Data records for software interfaces:
━━━━━━

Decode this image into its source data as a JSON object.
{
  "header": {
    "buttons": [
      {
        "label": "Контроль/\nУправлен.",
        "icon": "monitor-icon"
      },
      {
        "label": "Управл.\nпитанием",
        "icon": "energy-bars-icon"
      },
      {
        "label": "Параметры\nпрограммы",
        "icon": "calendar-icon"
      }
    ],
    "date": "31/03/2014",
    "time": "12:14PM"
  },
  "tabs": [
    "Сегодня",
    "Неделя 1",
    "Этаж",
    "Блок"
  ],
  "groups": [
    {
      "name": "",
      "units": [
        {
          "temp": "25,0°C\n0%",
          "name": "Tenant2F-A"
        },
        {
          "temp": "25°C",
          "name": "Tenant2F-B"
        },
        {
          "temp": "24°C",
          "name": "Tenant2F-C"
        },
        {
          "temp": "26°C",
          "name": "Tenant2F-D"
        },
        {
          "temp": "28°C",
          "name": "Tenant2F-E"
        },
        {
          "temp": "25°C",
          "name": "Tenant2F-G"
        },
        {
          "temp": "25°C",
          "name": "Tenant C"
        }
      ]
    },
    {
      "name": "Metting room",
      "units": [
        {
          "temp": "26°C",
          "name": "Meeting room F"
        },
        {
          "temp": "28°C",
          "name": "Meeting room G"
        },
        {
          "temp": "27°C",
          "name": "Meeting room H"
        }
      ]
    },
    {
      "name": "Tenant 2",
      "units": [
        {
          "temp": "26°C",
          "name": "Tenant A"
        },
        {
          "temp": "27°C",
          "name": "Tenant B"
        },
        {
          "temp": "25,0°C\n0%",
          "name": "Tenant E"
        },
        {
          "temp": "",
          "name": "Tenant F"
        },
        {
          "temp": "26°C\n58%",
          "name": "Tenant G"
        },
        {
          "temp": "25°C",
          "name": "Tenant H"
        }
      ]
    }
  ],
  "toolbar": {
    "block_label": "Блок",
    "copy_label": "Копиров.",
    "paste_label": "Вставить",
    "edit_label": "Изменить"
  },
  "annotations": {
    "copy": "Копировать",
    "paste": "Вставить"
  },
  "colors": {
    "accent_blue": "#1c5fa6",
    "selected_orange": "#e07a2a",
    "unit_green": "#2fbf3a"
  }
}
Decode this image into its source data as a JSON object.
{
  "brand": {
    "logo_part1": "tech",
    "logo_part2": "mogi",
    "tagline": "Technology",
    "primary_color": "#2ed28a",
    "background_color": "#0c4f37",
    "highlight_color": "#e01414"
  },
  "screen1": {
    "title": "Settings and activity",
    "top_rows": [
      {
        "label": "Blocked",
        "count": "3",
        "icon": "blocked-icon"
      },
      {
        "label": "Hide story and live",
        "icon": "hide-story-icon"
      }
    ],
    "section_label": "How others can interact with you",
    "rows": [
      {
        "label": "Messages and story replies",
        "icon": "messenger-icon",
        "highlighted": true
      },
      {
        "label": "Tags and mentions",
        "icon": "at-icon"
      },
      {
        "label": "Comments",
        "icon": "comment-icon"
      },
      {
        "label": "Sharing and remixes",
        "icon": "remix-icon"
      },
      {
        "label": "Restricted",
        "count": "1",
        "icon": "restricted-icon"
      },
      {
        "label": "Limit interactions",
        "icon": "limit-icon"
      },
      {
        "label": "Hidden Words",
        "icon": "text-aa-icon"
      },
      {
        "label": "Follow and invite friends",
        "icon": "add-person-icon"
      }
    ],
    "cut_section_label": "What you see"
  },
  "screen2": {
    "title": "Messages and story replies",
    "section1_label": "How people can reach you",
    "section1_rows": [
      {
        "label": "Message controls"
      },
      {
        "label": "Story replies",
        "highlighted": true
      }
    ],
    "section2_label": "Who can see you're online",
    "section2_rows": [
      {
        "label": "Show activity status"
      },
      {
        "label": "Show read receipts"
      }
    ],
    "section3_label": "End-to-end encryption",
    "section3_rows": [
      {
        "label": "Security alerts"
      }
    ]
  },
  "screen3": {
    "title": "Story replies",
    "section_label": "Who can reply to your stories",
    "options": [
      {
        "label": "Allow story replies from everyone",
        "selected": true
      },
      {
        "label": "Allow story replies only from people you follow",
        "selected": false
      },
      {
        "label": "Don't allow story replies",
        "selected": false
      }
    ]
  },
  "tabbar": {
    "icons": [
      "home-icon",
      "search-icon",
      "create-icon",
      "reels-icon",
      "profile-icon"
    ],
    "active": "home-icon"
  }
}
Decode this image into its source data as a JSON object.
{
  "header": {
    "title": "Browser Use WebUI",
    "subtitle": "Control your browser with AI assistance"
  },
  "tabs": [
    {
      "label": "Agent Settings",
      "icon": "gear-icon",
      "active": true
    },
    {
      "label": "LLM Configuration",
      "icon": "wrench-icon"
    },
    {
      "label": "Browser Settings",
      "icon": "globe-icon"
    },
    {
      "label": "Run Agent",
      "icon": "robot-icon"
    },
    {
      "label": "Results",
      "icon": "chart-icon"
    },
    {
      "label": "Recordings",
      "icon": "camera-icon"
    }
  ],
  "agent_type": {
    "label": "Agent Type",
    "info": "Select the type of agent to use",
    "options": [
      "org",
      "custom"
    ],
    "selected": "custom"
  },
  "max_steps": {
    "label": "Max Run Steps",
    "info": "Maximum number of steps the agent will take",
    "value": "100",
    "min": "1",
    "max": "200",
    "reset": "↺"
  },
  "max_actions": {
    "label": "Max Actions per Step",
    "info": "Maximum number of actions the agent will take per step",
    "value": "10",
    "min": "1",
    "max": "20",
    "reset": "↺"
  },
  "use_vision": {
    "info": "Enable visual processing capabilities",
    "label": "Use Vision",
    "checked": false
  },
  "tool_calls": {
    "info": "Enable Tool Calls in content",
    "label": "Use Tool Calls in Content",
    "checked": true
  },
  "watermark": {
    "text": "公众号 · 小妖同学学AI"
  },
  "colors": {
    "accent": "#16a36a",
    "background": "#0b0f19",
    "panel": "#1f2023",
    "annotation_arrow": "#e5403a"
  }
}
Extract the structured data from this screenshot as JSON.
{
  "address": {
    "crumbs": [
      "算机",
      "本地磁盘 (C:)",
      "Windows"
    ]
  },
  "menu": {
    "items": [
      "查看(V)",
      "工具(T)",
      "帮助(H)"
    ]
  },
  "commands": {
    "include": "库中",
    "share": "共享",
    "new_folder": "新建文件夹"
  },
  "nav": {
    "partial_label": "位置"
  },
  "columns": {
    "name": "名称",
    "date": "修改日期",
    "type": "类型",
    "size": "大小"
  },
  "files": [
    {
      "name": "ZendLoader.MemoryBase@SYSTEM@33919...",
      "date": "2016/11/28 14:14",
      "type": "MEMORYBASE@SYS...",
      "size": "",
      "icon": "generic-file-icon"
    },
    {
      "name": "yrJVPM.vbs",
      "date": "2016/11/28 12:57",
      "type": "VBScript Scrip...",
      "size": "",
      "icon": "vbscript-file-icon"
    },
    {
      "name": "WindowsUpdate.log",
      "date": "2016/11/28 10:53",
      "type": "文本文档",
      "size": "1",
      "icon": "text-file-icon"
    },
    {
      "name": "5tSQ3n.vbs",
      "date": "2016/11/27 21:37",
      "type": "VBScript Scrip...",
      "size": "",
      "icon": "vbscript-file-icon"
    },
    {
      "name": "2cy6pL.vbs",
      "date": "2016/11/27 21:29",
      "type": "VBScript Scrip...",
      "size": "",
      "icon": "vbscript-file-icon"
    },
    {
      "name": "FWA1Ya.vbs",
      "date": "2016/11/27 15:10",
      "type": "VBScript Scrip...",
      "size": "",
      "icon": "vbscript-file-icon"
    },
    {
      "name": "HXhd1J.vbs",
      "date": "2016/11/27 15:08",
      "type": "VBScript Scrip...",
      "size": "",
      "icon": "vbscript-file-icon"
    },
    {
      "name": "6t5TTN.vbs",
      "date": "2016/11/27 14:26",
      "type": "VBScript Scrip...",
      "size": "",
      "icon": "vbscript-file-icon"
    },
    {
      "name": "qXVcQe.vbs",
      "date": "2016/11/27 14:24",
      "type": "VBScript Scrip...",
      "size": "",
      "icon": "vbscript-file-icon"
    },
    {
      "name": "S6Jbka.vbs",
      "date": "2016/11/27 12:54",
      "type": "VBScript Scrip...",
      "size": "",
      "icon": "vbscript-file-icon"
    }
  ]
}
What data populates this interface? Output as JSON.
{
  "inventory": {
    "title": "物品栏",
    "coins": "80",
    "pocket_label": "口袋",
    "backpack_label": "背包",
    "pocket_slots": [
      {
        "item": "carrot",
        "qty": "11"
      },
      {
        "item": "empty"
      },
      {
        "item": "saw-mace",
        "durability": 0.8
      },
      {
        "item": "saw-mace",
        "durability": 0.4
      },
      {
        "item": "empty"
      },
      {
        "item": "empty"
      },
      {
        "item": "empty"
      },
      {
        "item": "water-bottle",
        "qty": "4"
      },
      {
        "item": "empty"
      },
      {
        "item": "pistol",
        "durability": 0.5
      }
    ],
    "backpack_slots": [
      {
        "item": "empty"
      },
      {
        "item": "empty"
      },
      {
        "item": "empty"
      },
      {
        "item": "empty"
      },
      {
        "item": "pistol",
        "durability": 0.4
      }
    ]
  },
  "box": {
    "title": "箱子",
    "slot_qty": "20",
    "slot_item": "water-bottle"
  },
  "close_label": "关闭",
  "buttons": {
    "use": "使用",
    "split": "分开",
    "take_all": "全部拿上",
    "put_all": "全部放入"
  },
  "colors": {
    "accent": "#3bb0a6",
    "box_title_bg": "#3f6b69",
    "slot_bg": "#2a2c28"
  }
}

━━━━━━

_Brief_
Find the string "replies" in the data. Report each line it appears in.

_Result of the exercise_
        "label": "Messages and story replies",
    "title": "Messages and story replies",
        "label": "Story replies",
    "title": "Story replies",
        "label": "Allow story replies from everyone",
        "label": "Allow story replies only from people you follow",
        "label": "Don't allow story replies",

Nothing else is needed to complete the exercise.